Akala’s buzz word is “edutainment” – a term he attributes to American rapper KRS-One, who released an album with that name.
“It’s about trying to do stuff that makes education sexy,” he says. “Having young everyday children think that they should be reading Shakespeare and Plato – if kids that go to Eton can, why can’t they?”
According to Akala, despite four centuries separating the emergence of both art forms, the parallels between hip-hop and Shakespeare’s writing are manifold and, by bringing the two together, as his company does, both benefit from a fresh lease of life.
He points to “the stories they tell, the use of rhythm – the ability to be great with language” as some of the most evident parallels between the Bard and his hip-hop equivalents.
And equivalents are how Akala views hip-hop’s modern-day greats – poets in their own right, creating rhymes and stories about everyday life in just the same way Shakespeare did in Elizabethan England.
“You have rappers like Nas, who comes from Queensbridge Projects in New York City, using metaphors like ‘a dead bird flying through a broken sky’,” says Akala. “When you say that to kids and you ask them whether it’s a hip-hop quote or a Shakespeare quote, they don’t know.”
In the three years since the company’s inception, Akala has taken Hip-Hop Shakespeare workshops to classrooms and cultural festivals all over the UK and the rest of the world – challenging youngsters to decipher the parallels between the art forms and discover the enriching value both offer.
Despite the company’s ever-increasing demands on his time, the rapper is still very much committed to his music.
Since his 2006 debut album It’s Not A Rumour, which saw him crowned Best Hip-Hop Artist at the 2006 MOBO Awards, Akala has taken his music worldwide, supported Jay-Z and Christina Aguilera, and released a further two albums.
“I don’t want to make two hit records and then be gone again,” he says. “I’d rather make 15 albums and be like The Mars Volta who are not pop stars by any stretch of the imagination but they can play the Forum or Brixton Academy. I want to still be relevant in 40 years.”

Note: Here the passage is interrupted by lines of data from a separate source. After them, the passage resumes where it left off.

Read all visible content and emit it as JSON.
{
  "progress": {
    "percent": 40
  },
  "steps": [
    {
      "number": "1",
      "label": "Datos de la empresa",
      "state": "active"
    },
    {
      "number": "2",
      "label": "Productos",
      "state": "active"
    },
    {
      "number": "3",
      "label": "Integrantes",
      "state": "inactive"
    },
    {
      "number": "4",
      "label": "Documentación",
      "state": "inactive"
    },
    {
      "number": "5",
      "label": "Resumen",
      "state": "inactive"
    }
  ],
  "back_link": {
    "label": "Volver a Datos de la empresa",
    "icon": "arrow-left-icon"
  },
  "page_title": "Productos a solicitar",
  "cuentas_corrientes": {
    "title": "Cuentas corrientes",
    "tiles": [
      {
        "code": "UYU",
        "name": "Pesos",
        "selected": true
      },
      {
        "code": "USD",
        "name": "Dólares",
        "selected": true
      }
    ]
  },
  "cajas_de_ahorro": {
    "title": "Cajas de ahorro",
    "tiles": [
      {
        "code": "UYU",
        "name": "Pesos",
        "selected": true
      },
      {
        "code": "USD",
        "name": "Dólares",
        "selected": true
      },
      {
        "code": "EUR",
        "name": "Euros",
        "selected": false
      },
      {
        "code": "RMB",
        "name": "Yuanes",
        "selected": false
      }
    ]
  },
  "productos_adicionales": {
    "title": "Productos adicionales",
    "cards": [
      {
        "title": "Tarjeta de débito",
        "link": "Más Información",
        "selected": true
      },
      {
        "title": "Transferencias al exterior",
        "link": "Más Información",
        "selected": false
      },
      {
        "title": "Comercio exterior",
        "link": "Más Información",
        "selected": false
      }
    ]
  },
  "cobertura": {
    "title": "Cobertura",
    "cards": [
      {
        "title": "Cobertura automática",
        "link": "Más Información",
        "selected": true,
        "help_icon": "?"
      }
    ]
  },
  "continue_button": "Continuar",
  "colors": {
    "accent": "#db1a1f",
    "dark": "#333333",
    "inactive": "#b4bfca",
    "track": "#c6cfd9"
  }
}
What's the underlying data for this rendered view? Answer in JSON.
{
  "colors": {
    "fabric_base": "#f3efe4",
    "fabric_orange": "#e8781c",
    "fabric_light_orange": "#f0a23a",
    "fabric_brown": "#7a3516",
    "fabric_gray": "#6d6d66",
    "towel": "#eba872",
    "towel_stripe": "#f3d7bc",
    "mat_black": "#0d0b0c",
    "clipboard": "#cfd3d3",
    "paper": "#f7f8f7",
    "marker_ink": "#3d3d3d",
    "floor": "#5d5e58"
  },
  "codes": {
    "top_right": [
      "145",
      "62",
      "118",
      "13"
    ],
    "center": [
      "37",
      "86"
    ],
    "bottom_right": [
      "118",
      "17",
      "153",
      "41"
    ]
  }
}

If Akala does fade into irrelevance in the coming decades, it certainly won’t be through lack of passion.
Unlike the majority of his peers in modern music, he is deeply political, he explores a range of social injustices and global challenges in his lyrics – put simply, he has a lot to say.
During our conversation we touch on his experience of police brutality in Brazil, his views on youth violence in London, the wars in Iraq and Afghanistan, the dumbing-down of culture and his study of African heritage.
He’s the kind of guy you could have an informed discussion with about pretty much anything, but during our meeting his focus is hip-hop, Shakespeare and the power they share as a combined educating force.
“I feel Shakespeare has become represented as old and dusty,” he explains. “Shakespeare has become the victim of a classist appropriation of art. He’s now become this property of the elite when in reality he was writing about sex, violence, drugs and political corruption. So I feel he’s been robbed of his vibrancy by academia.
“When we talk about Public Enemy, Saul Williams, NWA – these were young people from a part of society that everyone wanted to ignore, telling stories that people wanted to hear, but didn’t really want to hear, in a manner that was articulate but outrageous. It was racy and sexy – these are all the things that Shakespeare was doing too.”
As for the company’s future, Akala has set his sights on “a cultural revolution of sorts,” explaining: “I want to see it touring – a Hip-Hop Shakespeare theatre production that’s a unique hybrid brand of theatre around the world. Film, TV and education – a 360 model, it’s definitely just the start.”
Check out Akala and the Hip-Hop Shakespeare Company in action next month when they perform their live show on May 5 at this year’s Camden Crawl.